Cal Cities Public Works Department President Rene Guerrero of Pomona welcomed attendees with an inspiring message recognizing the difficult year city officials had experienced, “Despite a global pandemic, public works departments throughout the state have continued to deliver and provide for the infrastructure needs of their communities.”
Guerrero noted that this year’s event would provide public works officers with the information, educational materials, and networking opportunities necessary for the continued innovation and excellence that their residents demand and deserve.
The event featured 33 speakers, including a powerful keynote address by award-winning author and autonomous technology futurist Patrick Schwerdtfeger, and a host of other experts during dozens of sessions touching upon legal issues, project labor agreements, finance, and other key topics.
Acknowledging the innovation and changes that the transportation sector is poised to undergo, Schwerdtfeger highlighted the companies leading the charge in the autonomous vehicle industry, the likely deployment trajectory, and how California cities can position themselves ahead of the curve. "Autonomous electric vehicles will fundamentally change the way our cities operate, and how we operate within them, “Schwerdtfeger said during the opening keynote presentation. “Those cities who stay ahead of the curve will attract fresh investment capital, high paying jobs, and a host of other peripheral innovations."
Another opening day presentation included the advantages and disadvantages of project labor agreements.
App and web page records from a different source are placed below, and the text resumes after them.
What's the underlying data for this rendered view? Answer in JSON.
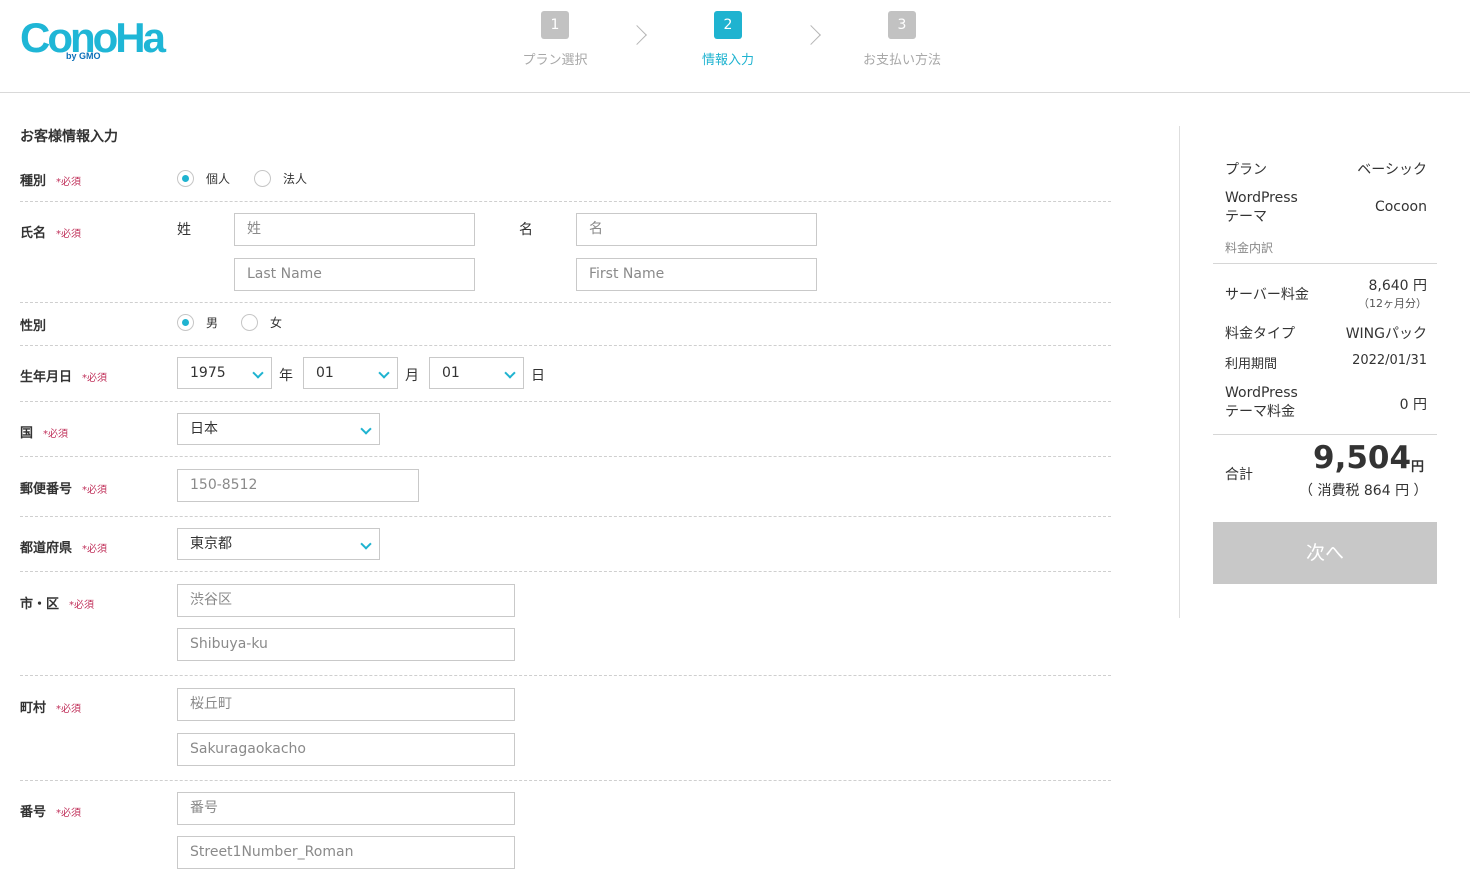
{
  "brand": {
    "logo_text": "ConoHa",
    "logo_sub": "by GMO"
  },
  "steps": [
    {
      "num": "1",
      "label": "プラン選択"
    },
    {
      "num": "2",
      "label": "情報入力"
    },
    {
      "num": "3",
      "label": "お支払い方法"
    }
  ],
  "form": {
    "title": "お客様情報入力",
    "required_mark": "*必須",
    "type": {
      "label": "種別",
      "options": [
        "個人",
        "法人"
      ],
      "selected": "個人"
    },
    "name": {
      "label": "氏名",
      "last_label": "姓",
      "first_label": "名",
      "last_placeholder": "姓",
      "first_placeholder": "名",
      "last_roman_placeholder": "Last Name",
      "first_roman_placeholder": "First Name"
    },
    "gender": {
      "label": "性別",
      "options": [
        "男",
        "女"
      ],
      "selected": "男"
    },
    "birthday": {
      "label": "生年月日",
      "year": "1975",
      "year_unit": "年",
      "month": "01",
      "month_unit": "月",
      "day": "01",
      "day_unit": "日"
    },
    "country": {
      "label": "国",
      "value": "日本"
    },
    "postal": {
      "label": "郵便番号",
      "placeholder": "150-8512"
    },
    "prefecture": {
      "label": "都道府県",
      "value": "東京都"
    },
    "city": {
      "label": "市・区",
      "placeholder": "渋谷区",
      "roman_placeholder": "Shibuya-ku"
    },
    "town": {
      "label": "町村",
      "placeholder": "桜丘町",
      "roman_placeholder": "Sakuragaokacho"
    },
    "number": {
      "label": "番号",
      "placeholder": "番号",
      "roman_placeholder": "Street1Number_Roman"
    }
  },
  "summary": {
    "plan_key": "プラン",
    "plan_val": "ベーシック",
    "theme_key_1": "WordPress",
    "theme_key_2": "テーマ",
    "theme_val": "Cocoon",
    "breakdown_label": "料金内訳",
    "server_key": "サーバー料金",
    "server_val": "8,640 円",
    "server_sub": "（12ヶ月分）",
    "fee_type_key": "料金タイプ",
    "fee_type_val": "WINGパック",
    "period_key": "利用期間",
    "period_val": "2022/01/31",
    "theme_fee_key_1": "WordPress",
    "theme_fee_key_2": "テーマ料金",
    "theme_fee_val": "0 円",
    "total_key": "合計",
    "total_val": "9,504",
    "total_unit": "円",
    "tax": "（ 消費税 864 円 ）",
    "next_button": "次へ"
  },
  "colors": {
    "accent": "#1fb3d0",
    "required": "#c0305a",
    "disabled_button": "#c8c8c8"
  }
}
Session moderator and San Leandro Public Works Director Keith Cooke emphasized that project labor agreement can work for any size organization and can be beneficial for all partners in the agreement.
Attendees were also briefed on how public works departments can prepare for emergencies, from ensuring specific contracts are in place to what to know and produce in order to qualify for Federal Emergency Management Agency (FEMA) reimbursements. “The only thing we can control is our preparation. Review and update your contracts and your internal procurement procedures so that they’re FEMA compliant and can be flexed for your emergency procurement needs,” said San Leandro City Attorney Richard Pio Roda.
On day two of the conference, the morning featured multiple topics and sessions, such as how to modernize local government, how stormwater and tobacco waste relate, and what retiring public works directors need to know in order to transition smoothly. Concurrently, during the legal speed session, two affirmative defenses were presented by attorney Robert Ceccon with Richards, Watson & Gershon. The first case featured Ventura County’s successful use of the design immunity defense to avoid liability following a landslide. The second presentation provided an overview of Huckey v. City of Temecula
(2019) and how the case was extremely favorable to public entities because it doubled the “3/4 inch rule” set forth in the prior decision of Fielder v. City of Glendale
A presentation addressing the challenges posed by homelessness populations was given by Joan Cox and Mark Austin with Burke Williams & Sorensen. “The recurring theme is that addressing homelessness issues has been made even more complicated with the COVID-19 pandemic — a crisis on top of a crisis — which renders enforcement even more challenging for the moment, but there are myriad public and private resources available, whether it be grant funding or partnering opportunities, as well as statutory streamlining mechanisms, to assist municipalities in identifying the solution that best suits the needs of their population.”
Cal Cities legislative staff updated participants on current legislative bills needing attention. Cal Cities Legislative Representative Derek Dolfie stressed that the strength of the organization comes from the engagement and expertise of Cal Cities members. “When public works directors provide feedback and participate in the legislative process, they make sure their city’s technical expertise is heard.”
In addition to the educational sessions, networking events provided colleagues with an opportunity to exchange ideas with their peers, explore virtual exhibitor showcases with interesting prospects for cities, and experience a virtual wine tasting thanks to the League Partners Virtual Wine Tasting.
One the final day, Institute for Local Government’s Director Karalee Browne spoke about the factors that are driving the transportation choices of constituents in California communities. “In your city planning, take advantage of recent advances in transportation: shared mobility, vehicle electrification, and connected and automated vehicles. With this in mind, look at existing and future funding opportunities to improve city infrastructure. Opportunities also exist to partner with your universities on various pilot deployments.”
At the closing lunch and learn, attendees were treated to fast-paced insight into the latest hot topics in municipal public works financing that directors need to know.
Thank you to our sponsors!
Precision Concrete Cutting
ScholarShare Investment Board-State Treasurer’s Office
Transtech Engineers, Inc.
West Coast Arborists, Inc.
California Water Service
Griffin Structures, Inc.
Richards Watson & Gershon
Techline Sports Lighting
Jones & Mayer
Mid Valley Disposal
Registered participants can access nearly all of the conference sessions until Sept. 15, 2021. For those unable to attend last week, there is still time to register and access the recorded sessions and materials
The 2022 Public Works Officers Institute and Expo is scheduled to take place in Monterey, March 23-25.